Nevertheless, the movie became popular enough to inspire a television series, and its fans remember it fondly. Viewers these days who have never seen it before may wonder what all the fuss was about, but "Logan's Run" continues to offer some delightful performances, some imaginative set designs, and a stab at social awareness. Maybe its ambitions outpace its performance, but at least it tries.
Warner Bros. offer the MGM film in its original aspect ratio of 2.40:1 widescreen Todd-AO, using a VC-1 encode and a single-layer BD25 for the high-definition Blu-ray transfer. The picture quality is OK, the showy costumes and cityscapes standing out distinctly, if not always as vividly as one would like. The fact is, even in high-def the image varies from smooth and clean to slightly gritty and noisy. The photography is soft-focused and the hues mostly pastels, so don't expect much more than subdued, sometimes washed-out looking colors despite the solid black levels. This soft-pastel look was the effect the filmmakers must have been going for, and that's what we get. Yet once you get away from the city sets and the colored lights, many of the outdoor shots look crystal clear.

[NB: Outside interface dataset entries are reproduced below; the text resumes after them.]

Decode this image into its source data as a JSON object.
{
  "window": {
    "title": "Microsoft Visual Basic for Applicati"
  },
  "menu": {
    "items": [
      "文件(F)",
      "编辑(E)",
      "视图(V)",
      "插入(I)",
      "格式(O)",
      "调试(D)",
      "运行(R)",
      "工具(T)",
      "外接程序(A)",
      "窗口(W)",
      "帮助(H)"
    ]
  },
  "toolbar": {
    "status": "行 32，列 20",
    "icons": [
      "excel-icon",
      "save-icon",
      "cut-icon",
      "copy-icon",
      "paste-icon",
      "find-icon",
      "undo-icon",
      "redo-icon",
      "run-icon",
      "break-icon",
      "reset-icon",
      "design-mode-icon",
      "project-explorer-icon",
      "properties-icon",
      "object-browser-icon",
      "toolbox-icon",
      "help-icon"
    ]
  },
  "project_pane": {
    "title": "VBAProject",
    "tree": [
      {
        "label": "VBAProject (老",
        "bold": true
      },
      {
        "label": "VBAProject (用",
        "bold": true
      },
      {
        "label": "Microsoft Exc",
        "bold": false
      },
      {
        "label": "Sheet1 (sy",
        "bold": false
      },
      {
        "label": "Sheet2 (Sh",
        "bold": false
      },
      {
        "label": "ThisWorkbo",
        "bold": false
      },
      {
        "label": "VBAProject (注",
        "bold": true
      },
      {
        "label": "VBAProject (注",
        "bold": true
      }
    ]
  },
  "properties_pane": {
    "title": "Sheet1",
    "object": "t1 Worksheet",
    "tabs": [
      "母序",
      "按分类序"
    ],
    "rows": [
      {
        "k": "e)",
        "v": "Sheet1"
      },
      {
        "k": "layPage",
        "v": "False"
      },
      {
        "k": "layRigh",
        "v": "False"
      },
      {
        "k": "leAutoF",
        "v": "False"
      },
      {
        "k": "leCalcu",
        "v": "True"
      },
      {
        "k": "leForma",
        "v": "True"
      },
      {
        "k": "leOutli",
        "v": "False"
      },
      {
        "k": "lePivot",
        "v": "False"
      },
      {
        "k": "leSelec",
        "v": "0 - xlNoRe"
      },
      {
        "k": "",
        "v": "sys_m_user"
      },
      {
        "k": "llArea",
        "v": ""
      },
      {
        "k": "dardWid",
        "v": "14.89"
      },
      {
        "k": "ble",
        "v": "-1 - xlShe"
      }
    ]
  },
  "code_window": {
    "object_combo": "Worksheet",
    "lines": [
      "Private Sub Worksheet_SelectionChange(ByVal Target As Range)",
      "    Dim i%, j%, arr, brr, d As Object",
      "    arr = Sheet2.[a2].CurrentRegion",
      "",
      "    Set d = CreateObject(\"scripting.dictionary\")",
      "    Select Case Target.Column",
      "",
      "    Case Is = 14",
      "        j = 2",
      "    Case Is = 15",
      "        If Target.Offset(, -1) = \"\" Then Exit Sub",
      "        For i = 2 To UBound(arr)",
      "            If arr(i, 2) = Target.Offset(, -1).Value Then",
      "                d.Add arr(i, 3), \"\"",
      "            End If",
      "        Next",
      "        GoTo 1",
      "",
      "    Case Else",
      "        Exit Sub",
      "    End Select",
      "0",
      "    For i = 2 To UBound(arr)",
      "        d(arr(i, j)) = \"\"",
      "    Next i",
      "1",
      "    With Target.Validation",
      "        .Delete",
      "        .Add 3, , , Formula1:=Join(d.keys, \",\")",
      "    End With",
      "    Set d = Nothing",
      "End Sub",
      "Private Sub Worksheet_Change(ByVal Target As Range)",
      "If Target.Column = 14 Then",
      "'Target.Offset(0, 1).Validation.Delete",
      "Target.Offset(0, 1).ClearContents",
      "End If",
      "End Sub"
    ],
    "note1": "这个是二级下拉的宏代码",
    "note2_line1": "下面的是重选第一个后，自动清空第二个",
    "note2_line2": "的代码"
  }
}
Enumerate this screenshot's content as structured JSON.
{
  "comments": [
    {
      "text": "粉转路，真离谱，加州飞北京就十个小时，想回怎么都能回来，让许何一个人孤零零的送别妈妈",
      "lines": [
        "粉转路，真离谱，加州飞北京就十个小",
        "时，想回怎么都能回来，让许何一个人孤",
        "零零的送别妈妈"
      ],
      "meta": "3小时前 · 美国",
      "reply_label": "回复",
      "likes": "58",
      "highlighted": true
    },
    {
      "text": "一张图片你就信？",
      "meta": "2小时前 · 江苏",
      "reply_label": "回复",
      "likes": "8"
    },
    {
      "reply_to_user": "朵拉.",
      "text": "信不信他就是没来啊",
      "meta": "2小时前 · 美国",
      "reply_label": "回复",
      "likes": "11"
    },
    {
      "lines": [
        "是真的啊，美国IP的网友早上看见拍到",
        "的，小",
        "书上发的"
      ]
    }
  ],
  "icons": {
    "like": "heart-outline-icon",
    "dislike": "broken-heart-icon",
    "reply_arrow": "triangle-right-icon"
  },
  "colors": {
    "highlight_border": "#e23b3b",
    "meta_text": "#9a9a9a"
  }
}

The lossless Dolby TrueHD 5.1 soundtrack is an improvement over the lossy Dolby Digital, but that's still not saying much. Dialogue more often than not comes off pinched, choked, and nasal, and the overall balance is bright and forward, occasionally even edgy. The 5.1 mix puts a good deal of musical bloom and ambient crowd noise into the surround speakers, just not with much directionality.
WB use the extras from the previous DVD editions, again in standard def, including an audio commentary by director Michael Anderson, star Michael York, and costume designer Bill Thomas; plus a ten-minute vintage featurette on the making of the film. The featurette has seen better days. Rounding out the bonuses, we also get a generous thirty-two scene selections; a widescreen non-anamorphic theatrical trailer; English, French, Spanish, and German spoken languages; French and Spanish subtitles; and English and German captions for the hearing impaired
One can hardly hail "Logan's Run" as a landmark science-fiction film in the ranks of "2001," "Close Encounters," or "Star Wars," but it is thoughtful science fiction, nonetheless. Moreover, the movie's technology may look dated, but its ideas at least approach something meaningful. Sci-fi buffs, take heed.